Start of STORED DATA

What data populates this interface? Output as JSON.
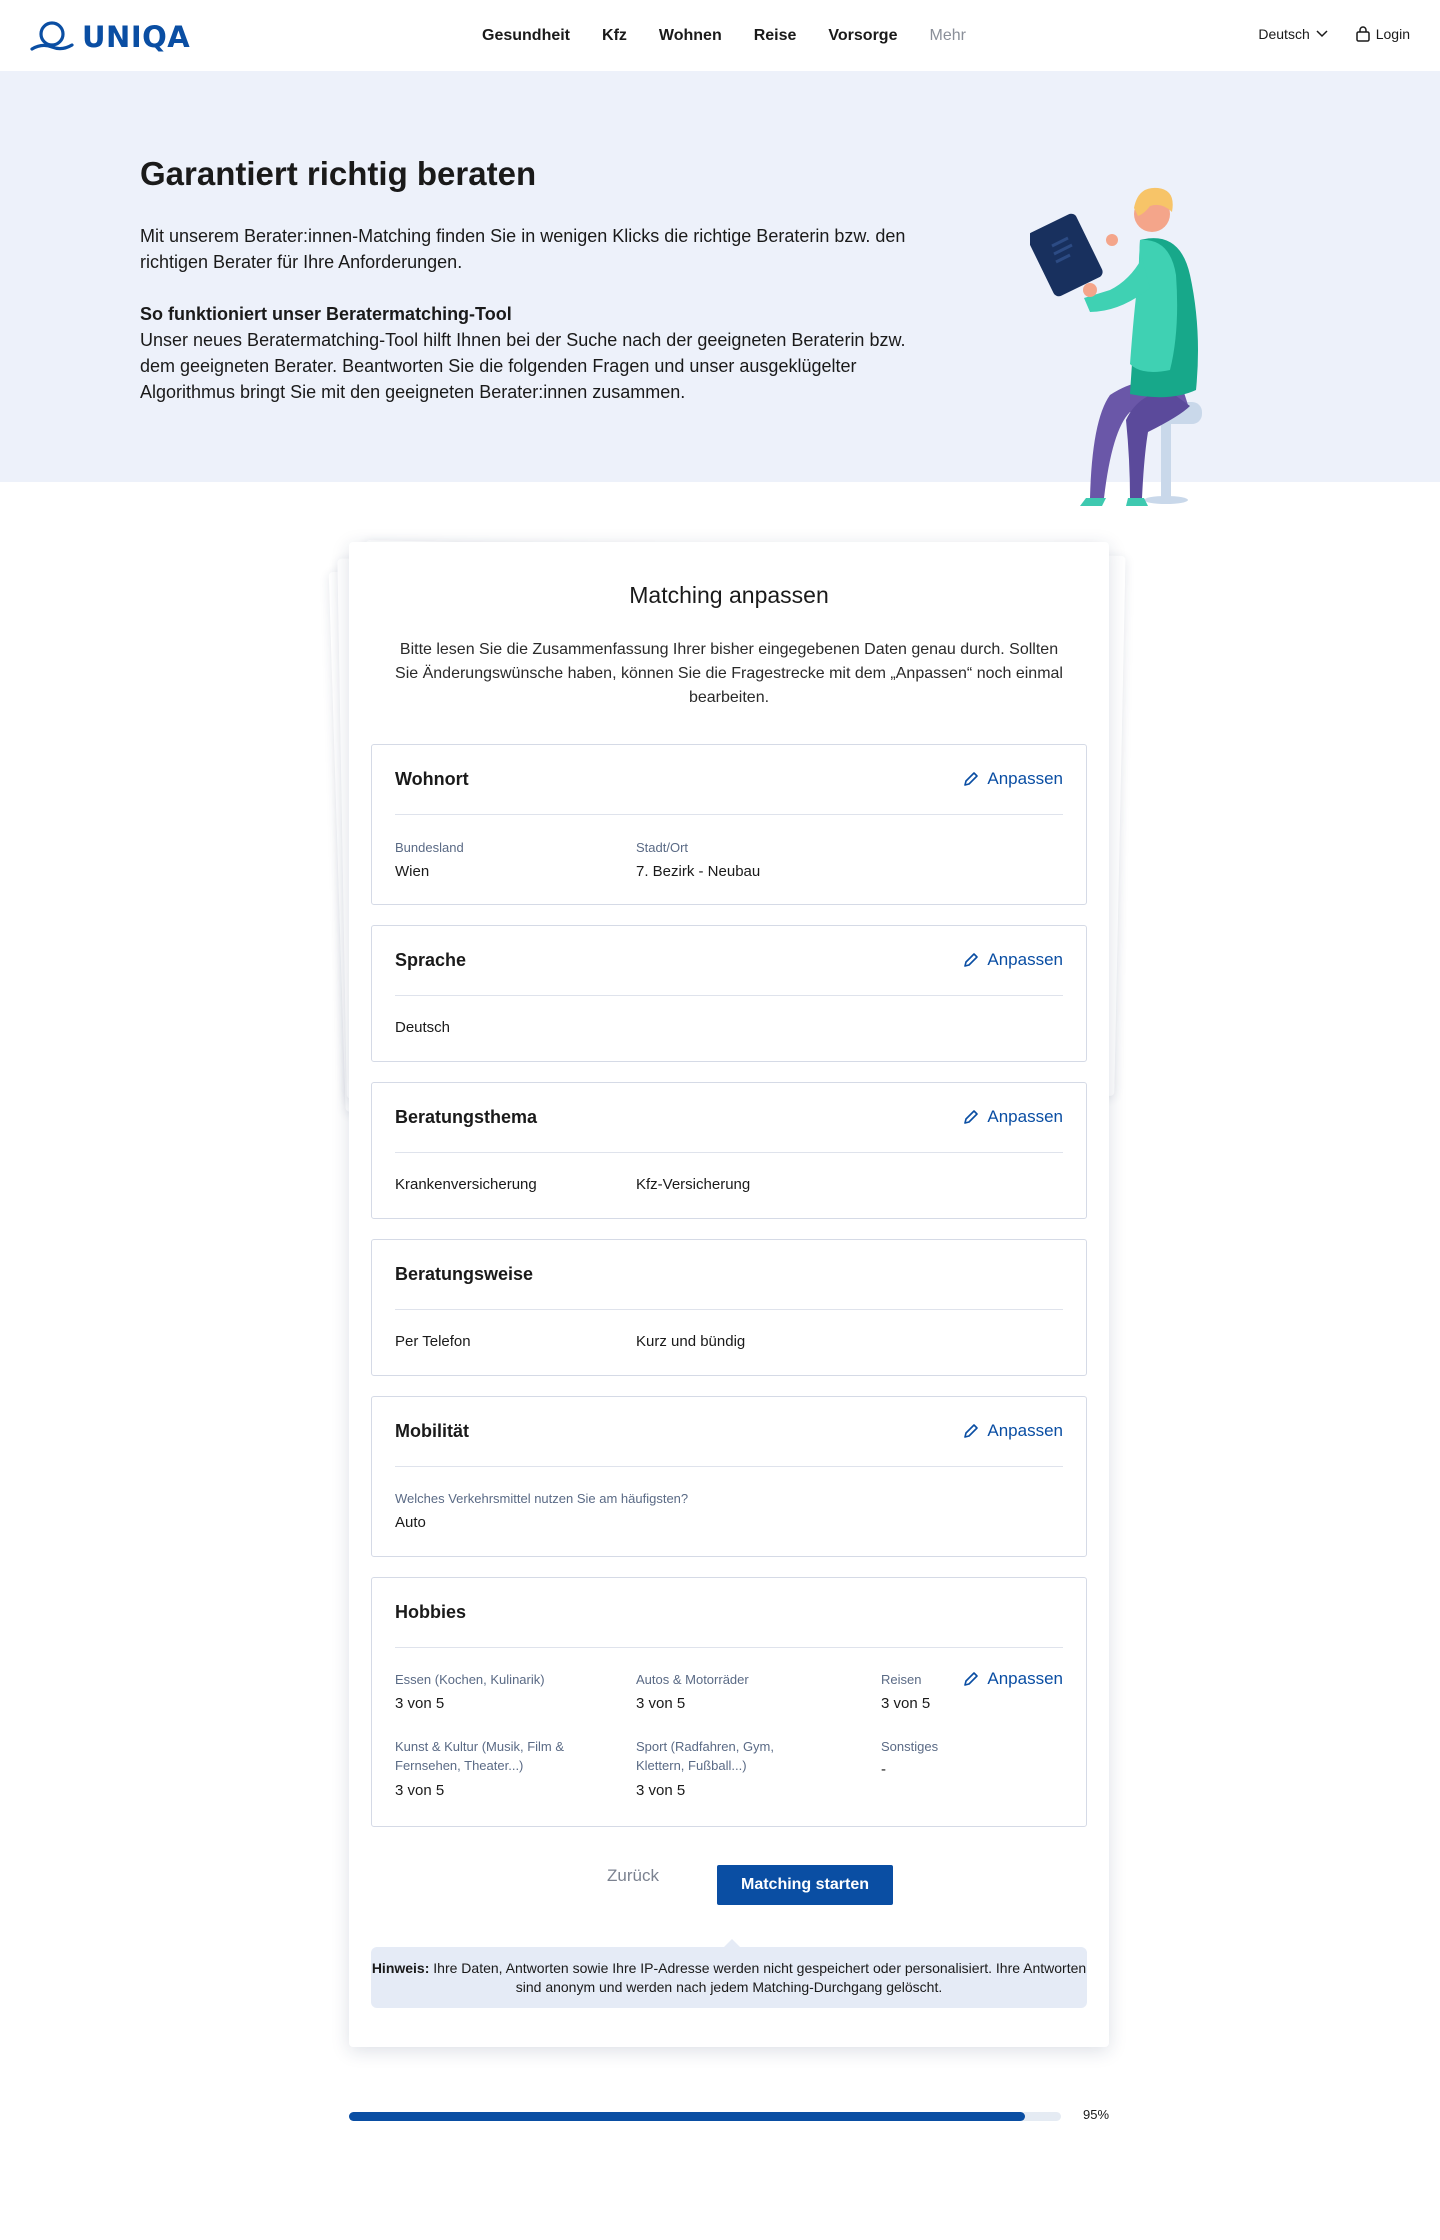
{
  "nav": {
    "brand": "UNIQA",
    "links": [
      "Gesundheit",
      "Kfz",
      "Wohnen",
      "Reise",
      "Vorsorge",
      "Mehr"
    ],
    "language": "Deutsch",
    "login": "Login"
  },
  "hero": {
    "title": "Garantiert richtig beraten",
    "intro": "Mit unserem Berater:innen-Matching finden Sie in wenigen Klicks die richtige Beraterin bzw. den richtigen Berater für Ihre Anforderungen.",
    "subtitle": "So funktioniert unser Beratermatching-Tool",
    "body": "Unser neues Beratermatching-Tool hilft Ihnen bei der Suche nach der geeigneten Beraterin bzw. dem geeigneten Berater. Beantworten Sie die folgenden Fragen und unser ausgeklügelter Algorithmus bringt Sie mit den geeigneten Berater:innen zusammen."
  },
  "card": {
    "title": "Matching anpassen",
    "intro": "Bitte lesen Sie die Zusammenfassung Ihrer bisher eingegebenen Daten genau durch. Sollten Sie Änderungswünsche haben, können Sie die Fragestrecke mit dem „Anpassen“ noch einmal bearbeiten.",
    "edit_label": "Anpassen",
    "wohnort": {
      "title": "Wohnort",
      "bundesland_label": "Bundesland",
      "bundesland_value": "Wien",
      "stadt_label": "Stadt/Ort",
      "stadt_value": "7. Bezirk - Neubau"
    },
    "sprache": {
      "title": "Sprache",
      "value": "Deutsch"
    },
    "thema": {
      "title": "Beratungsthema",
      "value1": "Krankenversicherung",
      "value2": "Kfz-Versicherung"
    },
    "weise": {
      "title": "Beratungsweise",
      "value1": "Per Telefon",
      "value2": "Kurz und bündig"
    },
    "mobil": {
      "title": "Mobilität",
      "question": "Welches Verkehrsmittel nutzen Sie am häufigsten?",
      "value": "Auto"
    },
    "hobbies": {
      "title": "Hobbies",
      "items": [
        {
          "label": "Essen (Kochen, Kulinarik)",
          "value": "3 von 5"
        },
        {
          "label": "Autos & Motorräder",
          "value": "3 von 5"
        },
        {
          "label": "Reisen",
          "value": "3 von 5"
        },
        {
          "label": "Kunst & Kultur (Musik, Film & Fernsehen, Theater...)",
          "value": "3 von 5"
        },
        {
          "label": "Sport (Radfahren, Gym, Klettern, Fußball...)",
          "value": "3 von 5"
        },
        {
          "label": "Sonstiges",
          "value": "-"
        }
      ]
    },
    "back": "Zurück",
    "start": "Matching starten",
    "notice_bold": "Hinweis:",
    "notice_text": " Ihre Daten, Antworten sowie Ihre IP-Adresse werden nicht gespeichert oder personalisiert. Ihre Antworten sind anonym und werden nach jedem Matching-Durchgang gelöscht."
  },
  "progress": {
    "value": 0.95,
    "label": "95%"
  },
  "colors": {
    "brand": "#0a4ea3",
    "hero_bg": "#edf1fa",
    "notice_bg": "#e5ebf6"
  }
}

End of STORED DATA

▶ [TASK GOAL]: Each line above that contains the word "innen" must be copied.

▶ [WRITTEN RESPONSE]:
    "intro": "Mit unserem Berater:innen-Matching finden Sie in wenigen Klicks die richtige Beraterin bzw. den richtigen Berater für Ihre Anforderungen.",
    "body": "Unser neues Beratermatching-Tool hilft Ihnen bei der Suche nach der geeigneten Beraterin bzw. dem geeigneten Berater. Beantworten Sie die folgenden Fragen und unser ausgeklügelter Algorithmus bringt Sie mit den geeigneten Berater:innen zusammen."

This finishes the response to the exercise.